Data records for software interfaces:
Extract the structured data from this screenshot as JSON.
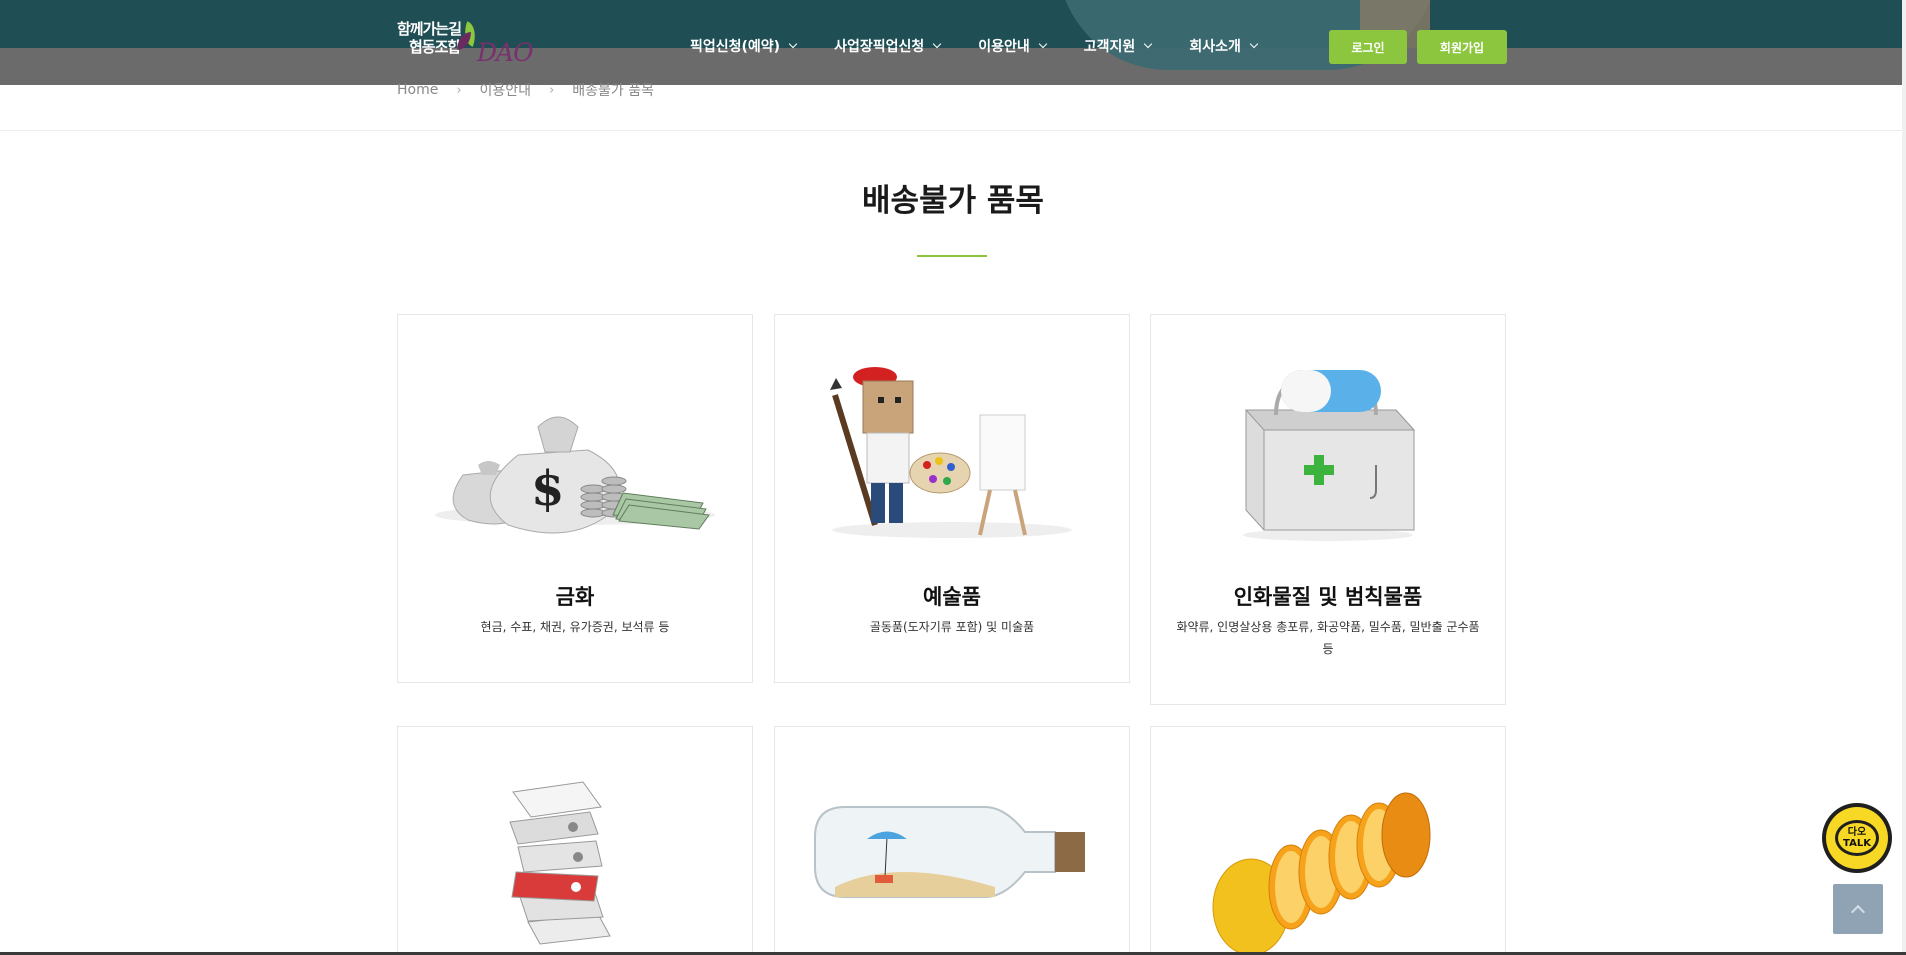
{
  "logo": {
    "line1": "함께가는길",
    "line2": "협동조합",
    "brand": "DAO"
  },
  "nav": [
    {
      "label": "픽업신청(예약)"
    },
    {
      "label": "사업장픽업신청"
    },
    {
      "label": "이용안내"
    },
    {
      "label": "고객지원"
    },
    {
      "label": "회사소개"
    }
  ],
  "buttons": {
    "login": "로그인",
    "signup": "회원가입"
  },
  "breadcrumb": [
    "Home",
    "이용안내",
    "배송불가 품목"
  ],
  "page": {
    "title": "배송불가 품목"
  },
  "cards": [
    {
      "name": "금화",
      "desc": "현금, 수표, 채권, 유가증권, 보석류 등",
      "icon": "money-bags-icon"
    },
    {
      "name": "예술품",
      "desc": "골동품(도자기류 포함) 및 미술품",
      "icon": "artist-palette-icon"
    },
    {
      "name": "인화물질 및 범칙물품",
      "desc": "화약류, 인명살상용 총포류, 화공약품, 밀수품, 밀반출 군수품 등",
      "icon": "medicine-box-icon"
    },
    {
      "name": "",
      "desc": "",
      "icon": "document-files-icon"
    },
    {
      "name": "",
      "desc": "",
      "icon": "bottle-icon"
    },
    {
      "name": "",
      "desc": "",
      "icon": "orange-slices-icon"
    }
  ],
  "floating": {
    "talk_line1": "다오",
    "talk_line2": "TALK"
  },
  "colors": {
    "header": "#1f4f54",
    "accent": "#8cc63e",
    "talk": "#f7d824"
  }
}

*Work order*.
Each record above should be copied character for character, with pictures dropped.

*Reply*.
Extract the structured data from this screenshot as JSON.
{
  "logo": {
    "line1": "함께가는길",
    "line2": "협동조합",
    "brand": "DAO"
  },
  "nav": [
    {
      "label": "픽업신청(예약)"
    },
    {
      "label": "사업장픽업신청"
    },
    {
      "label": "이용안내"
    },
    {
      "label": "고객지원"
    },
    {
      "label": "회사소개"
    }
  ],
  "buttons": {
    "login": "로그인",
    "signup": "회원가입"
  },
  "breadcrumb": [
    "Home",
    "이용안내",
    "배송불가 품목"
  ],
  "page": {
    "title": "배송불가 품목"
  },
  "cards": [
    {
      "name": "금화",
      "desc": "현금, 수표, 채권, 유가증권, 보석류 등",
      "icon": "money-bags-icon"
    },
    {
      "name": "예술품",
      "desc": "골동품(도자기류 포함) 및 미술품",
      "icon": "artist-palette-icon"
    },
    {
      "name": "인화물질 및 범칙물품",
      "desc": "화약류, 인명살상용 총포류, 화공약품, 밀수품, 밀반출 군수품 등",
      "icon": "medicine-box-icon"
    },
    {
      "name": "",
      "desc": "",
      "icon": "document-files-icon"
    },
    {
      "name": "",
      "desc": "",
      "icon": "bottle-icon"
    },
    {
      "name": "",
      "desc": "",
      "icon": "orange-slices-icon"
    }
  ],
  "floating": {
    "talk_line1": "다오",
    "talk_line2": "TALK"
  },
  "colors": {
    "header": "#1f4f54",
    "accent": "#8cc63e",
    "talk": "#f7d824"
  }
}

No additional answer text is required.